        int i =0;
        if(data_in=='#')
       char array[i] = "";
        else
        char array[i] = char(data_in);
        i++;

       break;//secondtwhile
      }//low kickoff
      
    }//second while
    
    }//good check

  attachInterrupt(1,data_incoming,RISING);
  
  
  
}//routine

These codes are based upon RF Links Tutorial - Cheap and Easy Wireless Arduino! - YouTube.
Original Transmitter Code: http://www.kevindarrah.com/download/arduino_code/transmit3_31.ino
Original Receiver Code: http://www.kevindarrah.com/download/arduino_code/receive3_31.ino

  1. Re-read the documents on array.
char array[] ="";

Create an array of length 1
2. Scope - look it up

char array[] ="";

is not the same array (even if it has the (same stupid) name as

        char array[i] = char(data_in);
  1. Never use delay()

  2. You should not be using interrupts

  3. If you do use interrupts NEVER NEVER use detachInterrupt()

Mark

I still don't under stand why char array is not the same as char array[].

Naming something array does not make it an array, the square brackets do.

int value    = 10;
int values[] = { 1, 2, 3, 4 };
char array[] = "";

creates an array with a size of one character ((as explained above) that contains the terminating null character and therefor is an empty character string).
It's the same as

char array[] = {'\0'};

If you know the maximum size that you will receive, you declare an character array as below.

char array[6];

which will create an character array with space for 5 characters plus a terminating null character.

char array[i] = "";

Not sure what you try to achieve; probably assign an empty string to an element of an character array.
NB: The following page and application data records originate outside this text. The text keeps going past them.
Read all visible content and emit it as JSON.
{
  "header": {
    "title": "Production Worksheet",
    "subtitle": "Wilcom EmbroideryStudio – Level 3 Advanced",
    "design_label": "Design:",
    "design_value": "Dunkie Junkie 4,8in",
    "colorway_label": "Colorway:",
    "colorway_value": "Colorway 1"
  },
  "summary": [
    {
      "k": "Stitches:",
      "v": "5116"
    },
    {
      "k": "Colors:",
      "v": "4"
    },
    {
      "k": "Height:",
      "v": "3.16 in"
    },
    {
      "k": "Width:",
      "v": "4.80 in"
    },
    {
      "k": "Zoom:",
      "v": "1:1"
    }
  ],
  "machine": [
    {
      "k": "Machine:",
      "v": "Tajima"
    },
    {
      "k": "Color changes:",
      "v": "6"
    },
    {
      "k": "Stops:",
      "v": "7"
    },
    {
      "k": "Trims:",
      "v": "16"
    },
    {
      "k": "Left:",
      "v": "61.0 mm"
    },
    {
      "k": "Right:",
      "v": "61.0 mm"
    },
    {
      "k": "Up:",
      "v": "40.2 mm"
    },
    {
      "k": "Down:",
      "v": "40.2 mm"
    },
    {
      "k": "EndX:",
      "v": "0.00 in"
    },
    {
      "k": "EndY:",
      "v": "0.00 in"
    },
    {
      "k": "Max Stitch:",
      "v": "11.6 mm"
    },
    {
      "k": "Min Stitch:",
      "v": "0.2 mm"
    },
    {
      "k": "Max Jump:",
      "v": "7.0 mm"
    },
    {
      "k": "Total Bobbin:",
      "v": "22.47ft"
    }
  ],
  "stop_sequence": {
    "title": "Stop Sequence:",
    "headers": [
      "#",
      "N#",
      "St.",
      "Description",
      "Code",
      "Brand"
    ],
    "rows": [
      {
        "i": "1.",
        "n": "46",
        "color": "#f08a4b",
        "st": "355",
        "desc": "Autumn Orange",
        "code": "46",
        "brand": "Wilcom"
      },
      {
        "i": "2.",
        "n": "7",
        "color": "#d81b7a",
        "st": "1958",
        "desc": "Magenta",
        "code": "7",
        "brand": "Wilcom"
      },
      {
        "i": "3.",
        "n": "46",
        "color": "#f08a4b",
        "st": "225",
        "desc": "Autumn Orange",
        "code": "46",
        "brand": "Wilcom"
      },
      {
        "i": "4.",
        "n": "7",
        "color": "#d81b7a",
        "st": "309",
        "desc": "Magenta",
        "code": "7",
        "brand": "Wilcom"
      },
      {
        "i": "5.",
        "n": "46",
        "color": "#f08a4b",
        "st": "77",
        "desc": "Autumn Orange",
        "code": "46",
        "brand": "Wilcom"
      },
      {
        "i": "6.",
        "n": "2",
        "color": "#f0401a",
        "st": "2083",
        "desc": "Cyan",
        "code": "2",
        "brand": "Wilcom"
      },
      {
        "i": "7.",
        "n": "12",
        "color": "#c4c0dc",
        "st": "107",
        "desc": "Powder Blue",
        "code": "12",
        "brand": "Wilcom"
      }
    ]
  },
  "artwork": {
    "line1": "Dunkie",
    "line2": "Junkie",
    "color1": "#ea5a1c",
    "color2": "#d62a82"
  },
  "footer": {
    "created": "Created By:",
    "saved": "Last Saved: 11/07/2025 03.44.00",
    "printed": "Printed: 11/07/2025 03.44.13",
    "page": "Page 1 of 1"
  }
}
But you are declaring an character array with size i and assigning a character string to that. Take the 'char' out and you will be assigning the empty string to the variable array that you declared earlier (near the top of the code). This will still result in an error message because you are assigning a character string to a char.

invalid conversion from 'const char*' to 'char' [-fpermissive]

Assuming that you want to terminate the character string

array[i] = '\0';

Next problem

char array[i] = char(data_in);

Again, you're declaring an array so you take the 'char' out if you want to refer to the earlier declared variable called 'array'.

Not quite sure what char(data_in) does. It does compile, but might not do what you want. Maybe you want to use a cast to convert the byte to a char.

array[i] = (char)data_in;

And because your initial array declaration only contains space for one char, your code will probably crash until you fixed it as suggested.

char array [i]

says "Make an array of chars with i elements".

Probably not what you want to do.